*WHAT THE TASK REQUIRES*: Search the records for the word "popup". Copy every line where it appears.

*EXERCISE INPUT*:
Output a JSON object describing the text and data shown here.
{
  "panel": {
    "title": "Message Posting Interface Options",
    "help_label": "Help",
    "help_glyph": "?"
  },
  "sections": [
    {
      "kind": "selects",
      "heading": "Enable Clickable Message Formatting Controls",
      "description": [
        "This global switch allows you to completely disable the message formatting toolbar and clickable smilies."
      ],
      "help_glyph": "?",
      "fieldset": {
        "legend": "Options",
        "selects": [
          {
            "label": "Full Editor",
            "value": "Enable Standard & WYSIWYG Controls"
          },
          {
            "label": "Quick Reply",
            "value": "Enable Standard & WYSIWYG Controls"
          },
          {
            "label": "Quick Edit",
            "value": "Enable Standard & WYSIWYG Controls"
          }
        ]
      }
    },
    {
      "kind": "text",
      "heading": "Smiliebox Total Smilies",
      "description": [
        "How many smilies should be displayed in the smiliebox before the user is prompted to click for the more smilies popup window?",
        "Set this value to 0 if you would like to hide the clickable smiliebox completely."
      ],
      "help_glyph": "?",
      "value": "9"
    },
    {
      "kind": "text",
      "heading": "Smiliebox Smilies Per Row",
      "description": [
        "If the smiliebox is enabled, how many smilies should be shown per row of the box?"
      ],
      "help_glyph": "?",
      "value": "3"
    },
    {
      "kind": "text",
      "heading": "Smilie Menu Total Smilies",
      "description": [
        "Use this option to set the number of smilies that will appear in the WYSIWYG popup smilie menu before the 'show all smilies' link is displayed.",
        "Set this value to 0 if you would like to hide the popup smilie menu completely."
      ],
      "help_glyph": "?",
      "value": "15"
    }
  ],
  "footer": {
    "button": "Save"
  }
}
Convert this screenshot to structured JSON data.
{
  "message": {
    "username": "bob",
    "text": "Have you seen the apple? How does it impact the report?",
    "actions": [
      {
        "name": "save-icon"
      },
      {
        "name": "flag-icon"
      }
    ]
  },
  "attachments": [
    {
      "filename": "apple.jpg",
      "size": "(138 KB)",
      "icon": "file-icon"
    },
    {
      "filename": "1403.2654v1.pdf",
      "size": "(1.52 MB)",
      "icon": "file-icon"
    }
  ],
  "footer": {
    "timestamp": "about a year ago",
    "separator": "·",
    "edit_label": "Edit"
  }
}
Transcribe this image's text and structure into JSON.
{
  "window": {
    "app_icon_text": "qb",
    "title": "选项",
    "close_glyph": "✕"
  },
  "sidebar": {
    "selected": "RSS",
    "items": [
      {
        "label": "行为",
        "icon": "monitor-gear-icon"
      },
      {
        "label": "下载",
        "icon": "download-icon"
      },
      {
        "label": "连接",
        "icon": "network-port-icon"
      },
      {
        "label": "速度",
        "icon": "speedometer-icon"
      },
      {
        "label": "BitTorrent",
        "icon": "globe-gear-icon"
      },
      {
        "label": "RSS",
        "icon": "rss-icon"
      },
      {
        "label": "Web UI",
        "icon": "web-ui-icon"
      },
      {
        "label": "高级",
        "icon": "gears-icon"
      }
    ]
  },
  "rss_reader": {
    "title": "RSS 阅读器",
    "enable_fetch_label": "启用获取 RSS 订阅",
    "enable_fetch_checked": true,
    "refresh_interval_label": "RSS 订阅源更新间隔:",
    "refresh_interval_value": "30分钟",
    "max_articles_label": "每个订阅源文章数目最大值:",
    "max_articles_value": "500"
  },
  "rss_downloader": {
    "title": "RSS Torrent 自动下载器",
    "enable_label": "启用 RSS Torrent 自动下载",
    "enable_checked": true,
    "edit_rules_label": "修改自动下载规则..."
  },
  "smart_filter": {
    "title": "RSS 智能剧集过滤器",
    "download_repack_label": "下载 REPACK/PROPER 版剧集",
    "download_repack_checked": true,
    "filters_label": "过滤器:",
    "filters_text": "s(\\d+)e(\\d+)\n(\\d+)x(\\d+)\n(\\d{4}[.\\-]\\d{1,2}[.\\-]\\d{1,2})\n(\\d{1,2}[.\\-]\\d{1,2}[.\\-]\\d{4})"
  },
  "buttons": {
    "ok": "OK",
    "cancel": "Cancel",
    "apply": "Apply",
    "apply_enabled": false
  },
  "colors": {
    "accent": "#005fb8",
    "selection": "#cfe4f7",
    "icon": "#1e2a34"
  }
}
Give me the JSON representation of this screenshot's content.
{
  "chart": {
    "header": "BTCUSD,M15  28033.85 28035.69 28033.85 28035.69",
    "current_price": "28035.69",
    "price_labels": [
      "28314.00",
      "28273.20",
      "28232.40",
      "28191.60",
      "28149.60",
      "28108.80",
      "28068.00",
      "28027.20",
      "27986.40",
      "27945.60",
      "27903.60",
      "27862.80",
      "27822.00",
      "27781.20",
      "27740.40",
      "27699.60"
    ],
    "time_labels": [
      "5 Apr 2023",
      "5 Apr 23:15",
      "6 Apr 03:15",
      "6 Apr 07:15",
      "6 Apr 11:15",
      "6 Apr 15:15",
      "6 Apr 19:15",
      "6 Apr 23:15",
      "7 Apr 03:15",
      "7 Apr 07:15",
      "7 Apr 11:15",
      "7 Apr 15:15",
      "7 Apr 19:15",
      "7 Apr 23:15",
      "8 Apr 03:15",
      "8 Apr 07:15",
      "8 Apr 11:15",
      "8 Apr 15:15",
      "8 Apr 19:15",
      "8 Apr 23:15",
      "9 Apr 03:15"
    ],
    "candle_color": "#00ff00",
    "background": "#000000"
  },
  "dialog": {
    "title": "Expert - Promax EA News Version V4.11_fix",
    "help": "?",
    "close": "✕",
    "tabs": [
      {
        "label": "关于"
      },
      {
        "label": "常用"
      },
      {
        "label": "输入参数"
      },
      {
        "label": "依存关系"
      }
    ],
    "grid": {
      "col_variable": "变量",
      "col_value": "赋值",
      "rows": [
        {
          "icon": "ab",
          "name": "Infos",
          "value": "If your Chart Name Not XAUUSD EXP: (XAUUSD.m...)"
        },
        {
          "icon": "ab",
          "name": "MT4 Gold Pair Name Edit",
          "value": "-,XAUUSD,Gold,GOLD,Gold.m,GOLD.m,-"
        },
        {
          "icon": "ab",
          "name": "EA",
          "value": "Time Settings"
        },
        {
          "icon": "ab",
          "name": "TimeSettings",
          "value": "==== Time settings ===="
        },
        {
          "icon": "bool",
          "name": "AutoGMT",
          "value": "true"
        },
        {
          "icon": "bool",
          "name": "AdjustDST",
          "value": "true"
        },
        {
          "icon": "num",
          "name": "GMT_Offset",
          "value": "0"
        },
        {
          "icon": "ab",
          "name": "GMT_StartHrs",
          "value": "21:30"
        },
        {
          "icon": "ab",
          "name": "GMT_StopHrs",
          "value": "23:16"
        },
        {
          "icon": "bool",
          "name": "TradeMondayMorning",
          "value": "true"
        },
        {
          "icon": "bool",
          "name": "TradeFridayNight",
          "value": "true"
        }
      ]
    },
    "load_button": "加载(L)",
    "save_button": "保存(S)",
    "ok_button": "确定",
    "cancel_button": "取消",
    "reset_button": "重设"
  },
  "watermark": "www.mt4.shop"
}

*SOLVED EXERCISE*:
        "How many smilies should be displayed in the smiliebox before the user is prompted to click for the more smilies popup window?",
        "Use this option to set the number of smilies that will appear in the WYSIWYG popup smilie menu before the 'show all smilies' link is displayed.",
        "Set this value to 0 if you would like to hide the popup smilie menu completely."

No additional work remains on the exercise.